CHENNAI: Even as the Supreme Court of India postponed the hearing with regards to a plea filed by numerous BCCI state units with regards to opposing voting rights to former cricketers, Indian Cricketers Association (ICA) has started the verifying process of its members.
One of Lodha Panel recommendations was to have a players’ association which in turn will nominate a male and a female cricketer to the Apex Council of the BCCI. While several of the state units had initially silent on this and concentrated more on one-state-one-vote, age-cap and cooling-off period, in the recent months, several have voiced their concerns in giving voting rights to former cricketers.
While the original order didn’t mention voting rights, the CoA sought clarification, upon which it was decided to give all former international cricketers. Units, pointing out to absence of reliable records with regards to women cricket, argue it won’t be possible for them to verify each and every cricketer.
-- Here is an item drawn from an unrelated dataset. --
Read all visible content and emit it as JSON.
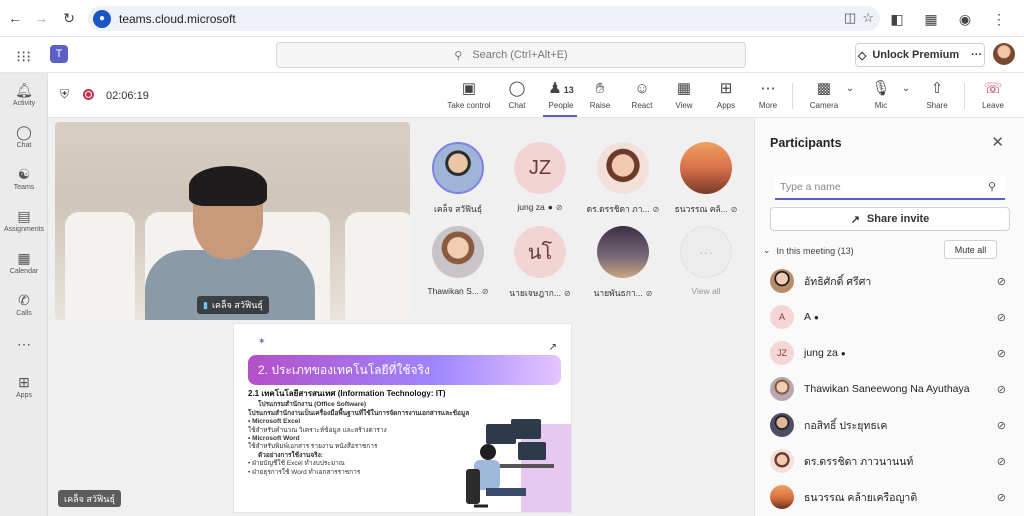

But, the ICA has already set this verification process.
“In cases where there are no records, we have asked them to present a signed letter from a player who participated in the match or any match official. Once they present that, we will do our own verification before sending it to state units. They are just using this as an excuse to keep us away. Giving us voting rights means they have to be more transparent in lot of things,” a member of the ICA steering committee told TNIE.
While the recommendation mentions the BCCI should support the ICA financially, the steering committee in its report has asked the board to allot them the same amount that state units get annually.
“During every AGM, the BCCI distributes its funds to all the state units and we have asked that should be the case with ICA as well. The ICA then will send it to those respective state bodies. This is what we have submitted in our report. Depending on the Supreme Court hearing and once we get an approval from BCCI, things should start rolling,” the former player said.
There is also a strong possibility of ICA’s push to have clearance over annual expenditure of state units also being cleared if they are granted voting rights.
“Each association gets money to develop cricket and who better than the players to know where they have invested it? By already having two of us in apex council, there is a bigger say and if we get to see the accounts then it is even better,” he said.
However, there are doubts over what ICA’s agenda will be. For instance, it doesn’t include any active cricketer, a norm worldwide. Whether ICA will also address the issues of current cricketers still remains unclear and Federation of International Cricketers Association too echoed similar sentiments.
“It is a positive development that ICA has been formed and recognised. But FICA is concerned that it is not open to current players. A players association’s main purpose is that. Over a thousand professional cricketers in India, the biggest cricket system, remain unrepresented and without a voice in the game,”
FICA executive chairman Tony Irish said. While the FICA hasn’t had any contact with ICA, they are set to do so in the near future particularly to give them assistance on player welfare.